Source records section start
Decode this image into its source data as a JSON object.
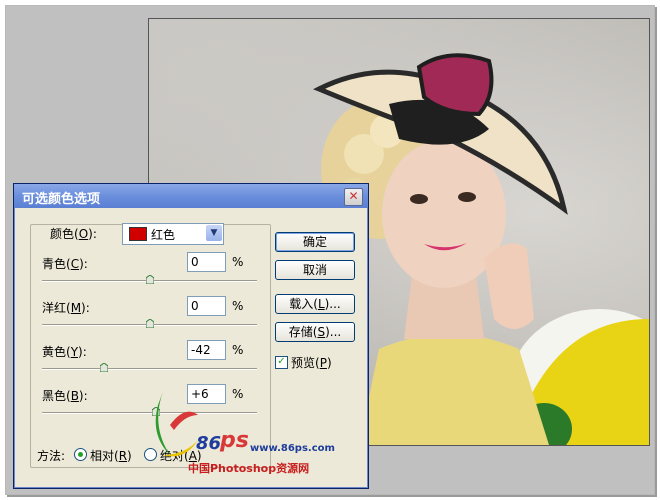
{
  "dialog": {
    "title": "可选颜色选项",
    "close_symbol": "✕",
    "colors": {
      "label_pre": "颜色(",
      "label_key": "O",
      "label_post": "):",
      "selected": "红色",
      "swatch_color": "#d00000"
    },
    "sliders": [
      {
        "label_pre": "青色(",
        "label_key": "C",
        "label_post": "):",
        "value": "0",
        "unit": "%",
        "level_pct": 0
      },
      {
        "label_pre": "洋红(",
        "label_key": "M",
        "label_post": "):",
        "value": "0",
        "unit": "%",
        "level_pct": 0
      },
      {
        "label_pre": "黄色(",
        "label_key": "Y",
        "label_post": "):",
        "value": "-42",
        "unit": "%",
        "level_pct": -42
      },
      {
        "label_pre": "黑色(",
        "label_key": "B",
        "label_post": "):",
        "value": "+6",
        "unit": "%",
        "level_pct": 6
      }
    ],
    "buttons": {
      "ok": "确定",
      "cancel": "取消",
      "load_pre": "载入(",
      "load_key": "L",
      "load_post": ")...",
      "save_pre": "存储(",
      "save_key": "S",
      "save_post": ")..."
    },
    "preview": {
      "label_pre": "预览(",
      "label_key": "P",
      "label_post": ")",
      "checked": true,
      "check_mark": "✓"
    },
    "method": {
      "label": "方法:",
      "relative_pre": "相对(",
      "relative_key": "R",
      "relative_post": ")",
      "absolute_pre": "绝对(",
      "absolute_key": "A",
      "absolute_post": ")",
      "selected": "relative"
    }
  },
  "watermark": {
    "number": "86",
    "ps": "ps",
    "url": "www.86ps.com",
    "cn": "中国Photoshop资源网"
  },
  "colors": {
    "title_bar": "#6b8fdc",
    "dialog_bg": "#ece9d8",
    "accent_red": "#d00000"
  }
}
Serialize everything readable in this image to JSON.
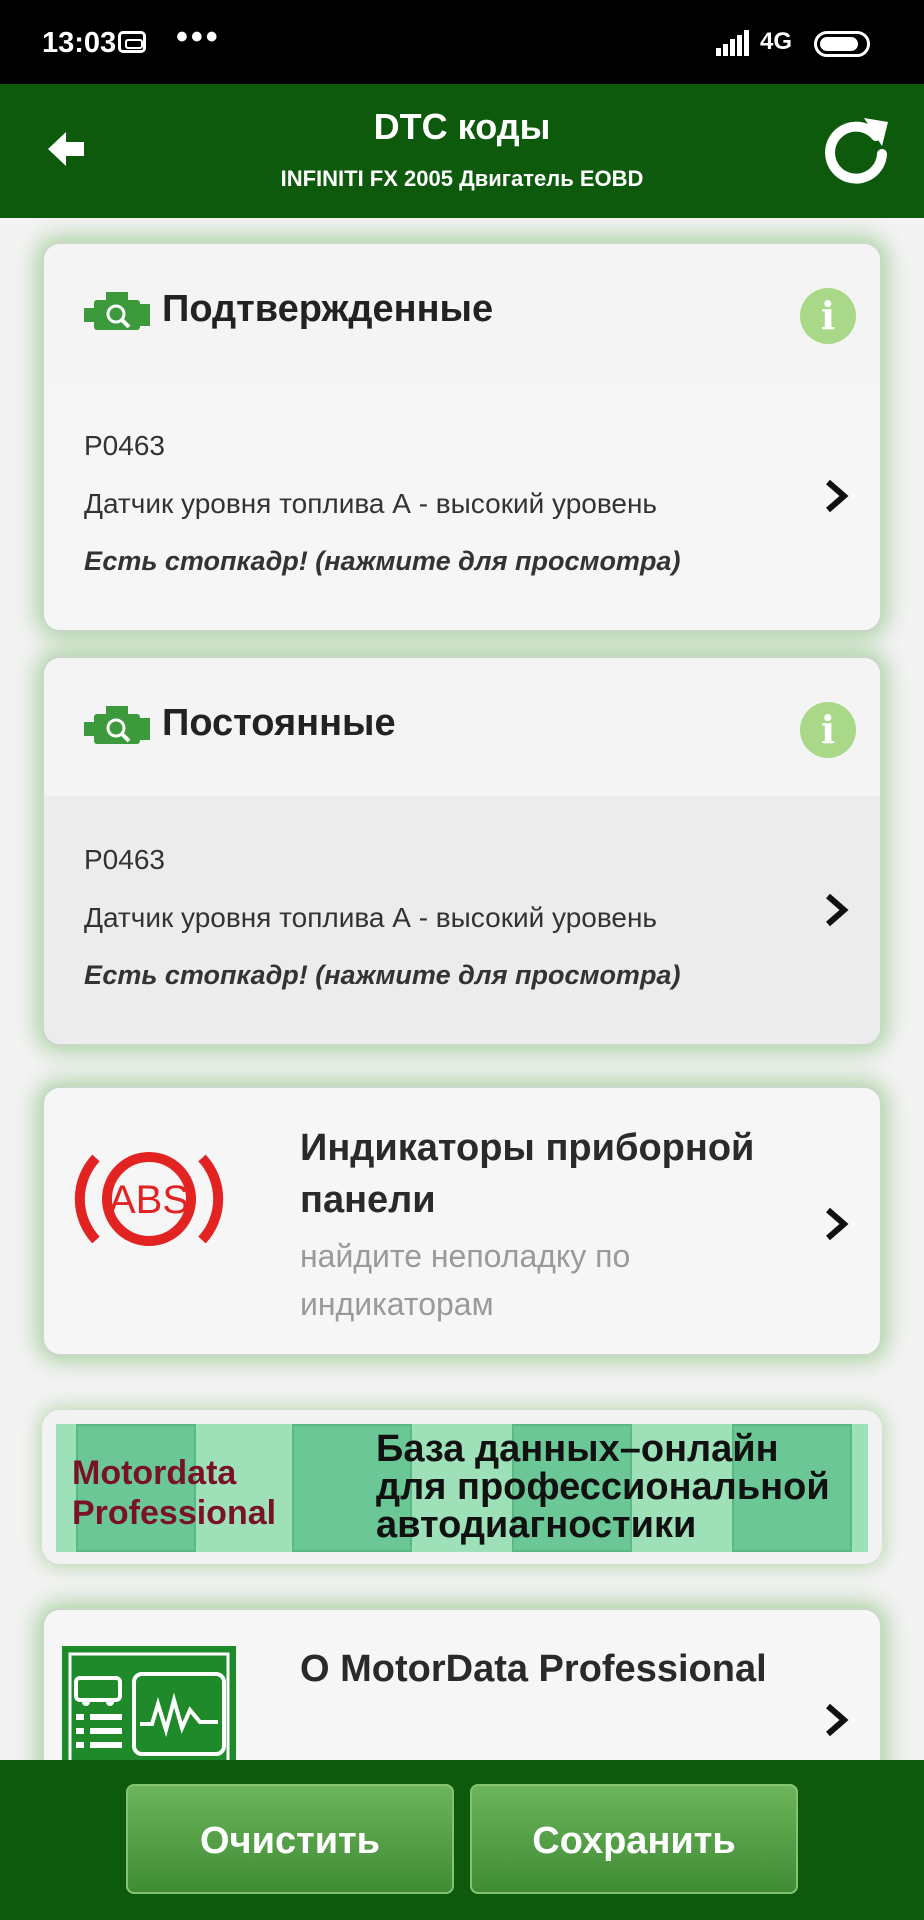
{
  "status_bar": {
    "time": "13:03",
    "dots": "•••",
    "network": "4G"
  },
  "header": {
    "title": "DTC коды",
    "subtitle": "INFINITI FX 2005 Двигатель EOBD"
  },
  "sections": [
    {
      "title": "Подтвержденные",
      "code": "P0463",
      "description": "Датчик уровня топлива А - высокий уровень",
      "freeze_frame": "Есть стопкадр! (нажмите для просмотра)"
    },
    {
      "title": "Постоянные",
      "code": "P0463",
      "description": "Датчик уровня топлива А - высокий уровень",
      "freeze_frame": "Есть стопкадр! (нажмите для просмотра)"
    }
  ],
  "indicators": {
    "title": "Индикаторы приборной панели",
    "subtitle": "найдите неполадку по индикаторам",
    "icon_text": "ABS"
  },
  "banner": {
    "brand_line1": "Motordata",
    "brand_line2": "Professional",
    "tagline_line1": "База данных–онлайн",
    "tagline_line2": "для профессиональной",
    "tagline_line3": "автодиагностики"
  },
  "about": {
    "title": "О MotorData Professional"
  },
  "buttons": {
    "clear": "Очистить",
    "save": "Сохранить"
  },
  "colors": {
    "primary": "#0d5a0d",
    "accent": "#5aaa46",
    "info": "#a8d888",
    "abs_red": "#e32222"
  }
}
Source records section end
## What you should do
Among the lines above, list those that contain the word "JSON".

## Result of the exercise
Decode this image into its source data as a JSON object.
Serialize everything readable in this image to JSON.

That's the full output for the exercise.